=== Entries shown ===

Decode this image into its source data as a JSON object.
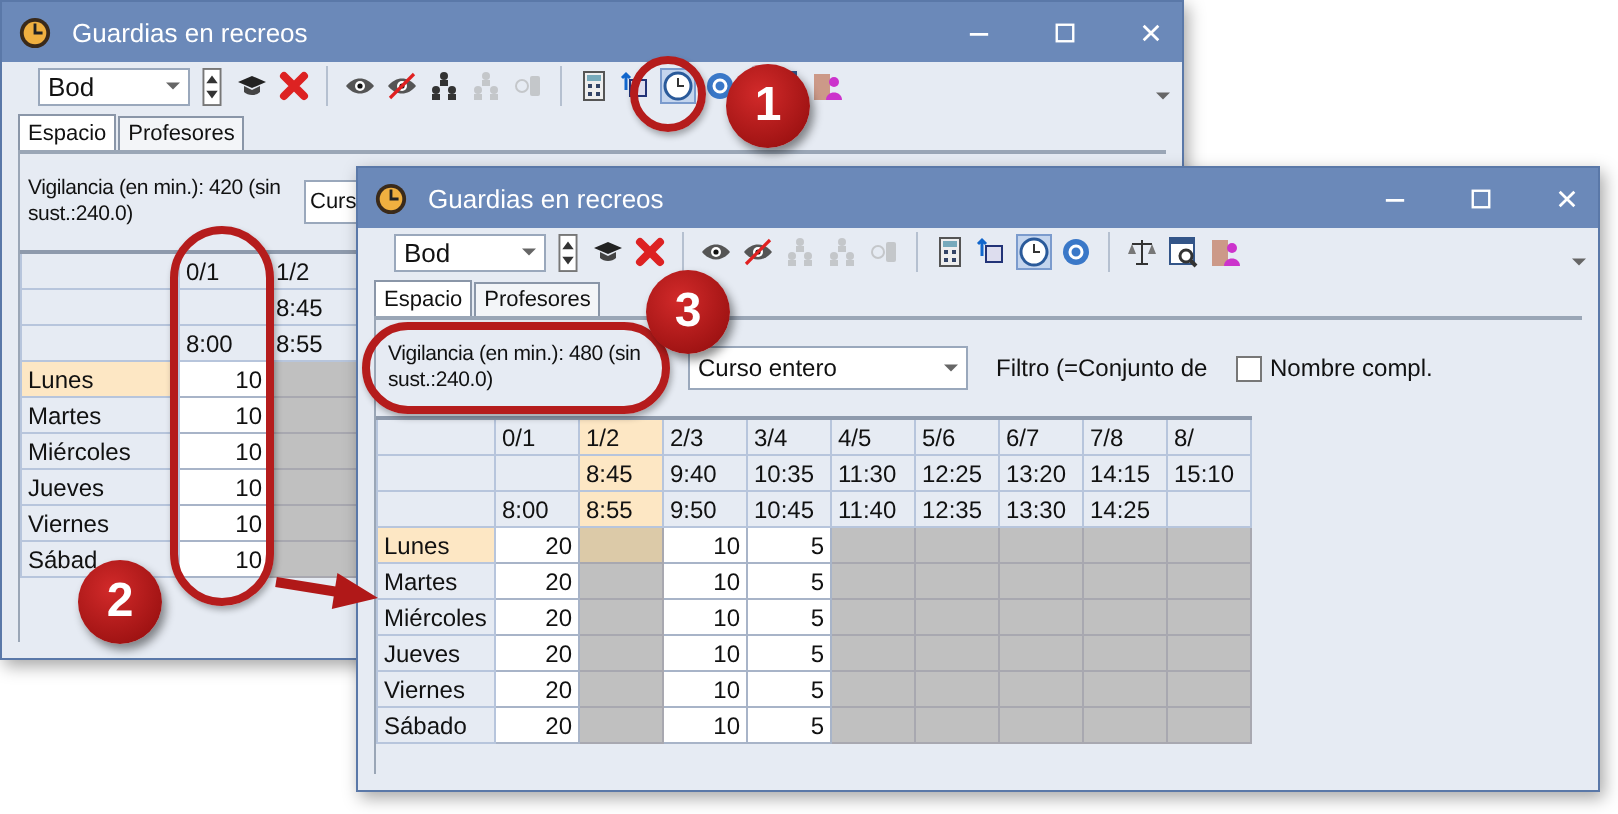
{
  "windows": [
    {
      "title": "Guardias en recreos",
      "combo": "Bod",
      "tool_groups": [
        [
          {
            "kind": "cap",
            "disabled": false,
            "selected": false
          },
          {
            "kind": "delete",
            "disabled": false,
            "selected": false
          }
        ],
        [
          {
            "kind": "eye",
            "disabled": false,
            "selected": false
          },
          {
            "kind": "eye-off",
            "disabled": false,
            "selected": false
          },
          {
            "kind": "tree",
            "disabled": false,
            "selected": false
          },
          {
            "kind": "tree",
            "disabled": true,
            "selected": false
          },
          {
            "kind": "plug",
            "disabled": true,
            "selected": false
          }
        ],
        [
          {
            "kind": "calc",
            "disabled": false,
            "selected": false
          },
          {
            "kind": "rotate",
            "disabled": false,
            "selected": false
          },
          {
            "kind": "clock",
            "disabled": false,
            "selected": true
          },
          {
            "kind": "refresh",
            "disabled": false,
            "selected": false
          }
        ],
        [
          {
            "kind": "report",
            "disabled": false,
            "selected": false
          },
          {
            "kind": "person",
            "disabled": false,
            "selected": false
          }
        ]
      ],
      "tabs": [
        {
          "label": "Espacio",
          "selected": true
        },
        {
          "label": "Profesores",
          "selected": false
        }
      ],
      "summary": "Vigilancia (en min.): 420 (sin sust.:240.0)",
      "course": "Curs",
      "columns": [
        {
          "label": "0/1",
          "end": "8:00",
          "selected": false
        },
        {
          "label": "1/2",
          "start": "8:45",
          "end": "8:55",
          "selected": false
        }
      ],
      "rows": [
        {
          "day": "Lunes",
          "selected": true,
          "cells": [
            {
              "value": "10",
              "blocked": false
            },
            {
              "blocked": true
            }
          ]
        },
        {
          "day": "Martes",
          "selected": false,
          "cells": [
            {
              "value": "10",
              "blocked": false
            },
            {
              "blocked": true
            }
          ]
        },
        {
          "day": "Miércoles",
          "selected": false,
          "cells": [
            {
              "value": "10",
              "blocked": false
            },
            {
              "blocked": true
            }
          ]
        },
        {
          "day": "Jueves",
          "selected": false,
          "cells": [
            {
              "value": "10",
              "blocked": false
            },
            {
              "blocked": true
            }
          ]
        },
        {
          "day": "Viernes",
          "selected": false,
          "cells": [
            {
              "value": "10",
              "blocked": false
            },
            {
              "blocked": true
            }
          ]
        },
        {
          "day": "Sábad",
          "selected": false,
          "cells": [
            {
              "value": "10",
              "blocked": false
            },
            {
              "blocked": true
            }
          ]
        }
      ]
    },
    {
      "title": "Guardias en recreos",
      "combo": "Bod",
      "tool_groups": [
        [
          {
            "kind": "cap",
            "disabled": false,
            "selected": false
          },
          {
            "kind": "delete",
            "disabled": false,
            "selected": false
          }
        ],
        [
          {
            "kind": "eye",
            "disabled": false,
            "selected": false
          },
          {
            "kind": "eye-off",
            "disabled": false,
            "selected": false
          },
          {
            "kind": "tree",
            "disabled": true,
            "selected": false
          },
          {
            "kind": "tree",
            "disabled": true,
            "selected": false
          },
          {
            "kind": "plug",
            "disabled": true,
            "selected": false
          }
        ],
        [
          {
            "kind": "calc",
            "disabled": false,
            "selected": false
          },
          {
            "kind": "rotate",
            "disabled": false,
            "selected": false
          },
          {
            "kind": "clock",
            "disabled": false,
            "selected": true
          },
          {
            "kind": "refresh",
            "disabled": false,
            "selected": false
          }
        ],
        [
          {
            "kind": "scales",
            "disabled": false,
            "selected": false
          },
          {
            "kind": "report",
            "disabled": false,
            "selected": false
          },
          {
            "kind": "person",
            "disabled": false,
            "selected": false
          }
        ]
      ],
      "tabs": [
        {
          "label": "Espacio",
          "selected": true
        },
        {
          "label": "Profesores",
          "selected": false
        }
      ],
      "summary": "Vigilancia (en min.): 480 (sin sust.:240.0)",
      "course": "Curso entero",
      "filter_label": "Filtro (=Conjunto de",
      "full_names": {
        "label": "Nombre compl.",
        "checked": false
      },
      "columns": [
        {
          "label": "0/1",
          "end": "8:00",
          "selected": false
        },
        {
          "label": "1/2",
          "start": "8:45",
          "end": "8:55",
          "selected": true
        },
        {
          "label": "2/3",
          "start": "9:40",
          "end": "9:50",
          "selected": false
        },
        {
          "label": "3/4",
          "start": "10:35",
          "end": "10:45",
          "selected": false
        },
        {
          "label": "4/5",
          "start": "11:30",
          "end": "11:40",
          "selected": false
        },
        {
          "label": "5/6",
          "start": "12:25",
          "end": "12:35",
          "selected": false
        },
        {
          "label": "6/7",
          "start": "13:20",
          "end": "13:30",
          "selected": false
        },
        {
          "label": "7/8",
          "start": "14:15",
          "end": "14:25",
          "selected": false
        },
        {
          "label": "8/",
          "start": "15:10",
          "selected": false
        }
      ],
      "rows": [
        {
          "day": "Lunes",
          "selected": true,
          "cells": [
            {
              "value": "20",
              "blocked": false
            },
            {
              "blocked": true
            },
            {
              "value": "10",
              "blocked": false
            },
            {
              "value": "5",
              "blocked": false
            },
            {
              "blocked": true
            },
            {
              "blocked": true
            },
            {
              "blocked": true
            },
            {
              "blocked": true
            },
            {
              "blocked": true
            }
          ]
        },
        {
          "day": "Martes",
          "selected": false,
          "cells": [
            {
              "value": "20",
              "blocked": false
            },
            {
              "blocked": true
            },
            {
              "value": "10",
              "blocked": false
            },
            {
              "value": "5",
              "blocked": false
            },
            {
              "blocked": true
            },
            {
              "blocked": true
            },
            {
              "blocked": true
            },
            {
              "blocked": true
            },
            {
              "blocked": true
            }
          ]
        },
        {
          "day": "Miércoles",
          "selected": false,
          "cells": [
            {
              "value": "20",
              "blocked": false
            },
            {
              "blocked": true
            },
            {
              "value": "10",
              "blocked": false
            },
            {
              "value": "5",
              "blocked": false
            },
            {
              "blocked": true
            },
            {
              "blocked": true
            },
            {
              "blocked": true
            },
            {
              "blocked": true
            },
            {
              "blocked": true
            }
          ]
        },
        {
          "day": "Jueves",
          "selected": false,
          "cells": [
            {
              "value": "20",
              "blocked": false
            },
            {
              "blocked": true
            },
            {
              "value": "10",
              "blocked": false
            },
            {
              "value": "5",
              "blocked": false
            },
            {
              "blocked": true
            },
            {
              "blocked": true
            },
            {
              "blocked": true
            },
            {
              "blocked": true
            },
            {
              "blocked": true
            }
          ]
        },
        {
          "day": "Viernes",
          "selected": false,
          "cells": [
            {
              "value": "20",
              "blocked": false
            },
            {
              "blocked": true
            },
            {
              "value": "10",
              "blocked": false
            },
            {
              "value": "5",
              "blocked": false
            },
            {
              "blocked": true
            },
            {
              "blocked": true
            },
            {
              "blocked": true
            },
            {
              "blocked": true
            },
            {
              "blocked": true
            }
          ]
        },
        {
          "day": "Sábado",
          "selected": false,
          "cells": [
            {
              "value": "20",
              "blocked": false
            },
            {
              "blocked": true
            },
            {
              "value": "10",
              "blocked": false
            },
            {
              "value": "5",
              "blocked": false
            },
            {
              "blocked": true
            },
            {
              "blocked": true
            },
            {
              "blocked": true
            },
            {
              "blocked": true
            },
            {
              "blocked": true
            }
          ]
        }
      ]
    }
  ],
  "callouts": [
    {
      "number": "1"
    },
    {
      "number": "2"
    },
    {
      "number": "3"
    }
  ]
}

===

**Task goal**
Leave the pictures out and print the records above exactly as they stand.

**Expected answer**
Decode this image into its source data as a JSON object.
{
  "windows": [
    {
      "title": "Guardias en recreos",
      "combo": "Bod",
      "tool_groups": [
        [
          {
            "kind": "cap",
            "disabled": false,
            "selected": false
          },
          {
            "kind": "delete",
            "disabled": false,
            "selected": false
          }
        ],
        [
          {
            "kind": "eye",
            "disabled": false,
            "selected": false
          },
          {
            "kind": "eye-off",
            "disabled": false,
            "selected": false
          },
          {
            "kind": "tree",
            "disabled": false,
            "selected": false
          },
          {
            "kind": "tree",
            "disabled": true,
            "selected": false
          },
          {
            "kind": "plug",
            "disabled": true,
            "selected": false
          }
        ],
        [
          {
            "kind": "calc",
            "disabled": false,
            "selected": false
          },
          {
            "kind": "rotate",
            "disabled": false,
            "selected": false
          },
          {
            "kind": "clock",
            "disabled": false,
            "selected": true
          },
          {
            "kind": "refresh",
            "disabled": false,
            "selected": false
          }
        ],
        [
          {
            "kind": "report",
            "disabled": false,
            "selected": false
          },
          {
            "kind": "person",
            "disabled": false,
            "selected": false
          }
        ]
      ],
      "tabs": [
        {
          "label": "Espacio",
          "selected": true
        },
        {
          "label": "Profesores",
          "selected": false
        }
      ],
      "summary": "Vigilancia (en min.): 420 (sin sust.:240.0)",
      "course": "Curs",
      "columns": [
        {
          "label": "0/1",
          "end": "8:00",
          "selected": false
        },
        {
          "label": "1/2",
          "start": "8:45",
          "end": "8:55",
          "selected": false
        }
      ],
      "rows": [
        {
          "day": "Lunes",
          "selected": true,
          "cells": [
            {
              "value": "10",
              "blocked": false
            },
            {
              "blocked": true
            }
          ]
        },
        {
          "day": "Martes",
          "selected": false,
          "cells": [
            {
              "value": "10",
              "blocked": false
            },
            {
              "blocked": true
            }
          ]
        },
        {
          "day": "Miércoles",
          "selected": false,
          "cells": [
            {
              "value": "10",
              "blocked": false
            },
            {
              "blocked": true
            }
          ]
        },
        {
          "day": "Jueves",
          "selected": false,
          "cells": [
            {
              "value": "10",
              "blocked": false
            },
            {
              "blocked": true
            }
          ]
        },
        {
          "day": "Viernes",
          "selected": false,
          "cells": [
            {
              "value": "10",
              "blocked": false
            },
            {
              "blocked": true
            }
          ]
        },
        {
          "day": "Sábad",
          "selected": false,
          "cells": [
            {
              "value": "10",
              "blocked": false
            },
            {
              "blocked": true
            }
          ]
        }
      ]
    },
    {
      "title": "Guardias en recreos",
      "combo": "Bod",
      "tool_groups": [
        [
          {
            "kind": "cap",
            "disabled": false,
            "selected": false
          },
          {
            "kind": "delete",
            "disabled": false,
            "selected": false
          }
        ],
        [
          {
            "kind": "eye",
            "disabled": false,
            "selected": false
          },
          {
            "kind": "eye-off",
            "disabled": false,
            "selected": false
          },
          {
            "kind": "tree",
            "disabled": true,
            "selected": false
          },
          {
            "kind": "tree",
            "disabled": true,
            "selected": false
          },
          {
            "kind": "plug",
            "disabled": true,
            "selected": false
          }
        ],
        [
          {
            "kind": "calc",
            "disabled": false,
            "selected": false
          },
          {
            "kind": "rotate",
            "disabled": false,
            "selected": false
          },
          {
            "kind": "clock",
            "disabled": false,
            "selected": true
          },
          {
            "kind": "refresh",
            "disabled": false,
            "selected": false
          }
        ],
        [
          {
            "kind": "scales",
            "disabled": false,
            "selected": false
          },
          {
            "kind": "report",
            "disabled": false,
            "selected": false
          },
          {
            "kind": "person",
            "disabled": false,
            "selected": false
          }
        ]
      ],
      "tabs": [
        {
          "label": "Espacio",
          "selected": true
        },
        {
          "label": "Profesores",
          "selected": false
        }
      ],
      "summary": "Vigilancia (en min.): 480 (sin sust.:240.0)",
      "course": "Curso entero",
      "filter_label": "Filtro (=Conjunto de",
      "full_names": {
        "label": "Nombre compl.",
        "checked": false
      },
      "columns": [
        {
          "label": "0/1",
          "end": "8:00",
          "selected": false
        },
        {
          "label": "1/2",
          "start": "8:45",
          "end": "8:55",
          "selected": true
        },
        {
          "label": "2/3",
          "start": "9:40",
          "end": "9:50",
          "selected": false
        },
        {
          "label": "3/4",
          "start": "10:35",
          "end": "10:45",
          "selected": false
        },
        {
          "label": "4/5",
          "start": "11:30",
          "end": "11:40",
          "selected": false
        },
        {
          "label": "5/6",
          "start": "12:25",
          "end": "12:35",
          "selected": false
        },
        {
          "label": "6/7",
          "start": "13:20",
          "end": "13:30",
          "selected": false
        },
        {
          "label": "7/8",
          "start": "14:15",
          "end": "14:25",
          "selected": false
        },
        {
          "label": "8/",
          "start": "15:10",
          "selected": false
        }
      ],
      "rows": [
        {
          "day": "Lunes",
          "selected": true,
          "cells": [
            {
              "value": "20",
              "blocked": false
            },
            {
              "blocked": true
            },
            {
              "value": "10",
              "blocked": false
            },
            {
              "value": "5",
              "blocked": false
            },
            {
              "blocked": true
            },
            {
              "blocked": true
            },
            {
              "blocked": true
            },
            {
              "blocked": true
            },
            {
              "blocked": true
            }
          ]
        },
        {
          "day": "Martes",
          "selected": false,
          "cells": [
            {
              "value": "20",
              "blocked": false
            },
            {
              "blocked": true
            },
            {
              "value": "10",
              "blocked": false
            },
            {
              "value": "5",
              "blocked": false
            },
            {
              "blocked": true
            },
            {
              "blocked": true
            },
            {
              "blocked": true
            },
            {
              "blocked": true
            },
            {
              "blocked": true
            }
          ]
        },
        {
          "day": "Miércoles",
          "selected": false,
          "cells": [
            {
              "value": "20",
              "blocked": false
            },
            {
              "blocked": true
            },
            {
              "value": "10",
              "blocked": false
            },
            {
              "value": "5",
              "blocked": false
            },
            {
              "blocked": true
            },
            {
              "blocked": true
            },
            {
              "blocked": true
            },
            {
              "blocked": true
            },
            {
              "blocked": true
            }
          ]
        },
        {
          "day": "Jueves",
          "selected": false,
          "cells": [
            {
              "value": "20",
              "blocked": false
            },
            {
              "blocked": true
            },
            {
              "value": "10",
              "blocked": false
            },
            {
              "value": "5",
              "blocked": false
            },
            {
              "blocked": true
            },
            {
              "blocked": true
            },
            {
              "blocked": true
            },
            {
              "blocked": true
            },
            {
              "blocked": true
            }
          ]
        },
        {
          "day": "Viernes",
          "selected": false,
          "cells": [
            {
              "value": "20",
              "blocked": false
            },
            {
              "blocked": true
            },
            {
              "value": "10",
              "blocked": false
            },
            {
              "value": "5",
              "blocked": false
            },
            {
              "blocked": true
            },
            {
              "blocked": true
            },
            {
              "blocked": true
            },
            {
              "blocked": true
            },
            {
              "blocked": true
            }
          ]
        },
        {
          "day": "Sábado",
          "selected": false,
          "cells": [
            {
              "value": "20",
              "blocked": false
            },
            {
              "blocked": true
            },
            {
              "value": "10",
              "blocked": false
            },
            {
              "value": "5",
              "blocked": false
            },
            {
              "blocked": true
            },
            {
              "blocked": true
            },
            {
              "blocked": true
            },
            {
              "blocked": true
            },
            {
              "blocked": true
            }
          ]
        }
      ]
    }
  ],
  "callouts": [
    {
      "number": "1"
    },
    {
      "number": "2"
    },
    {
      "number": "3"
    }
  ]
}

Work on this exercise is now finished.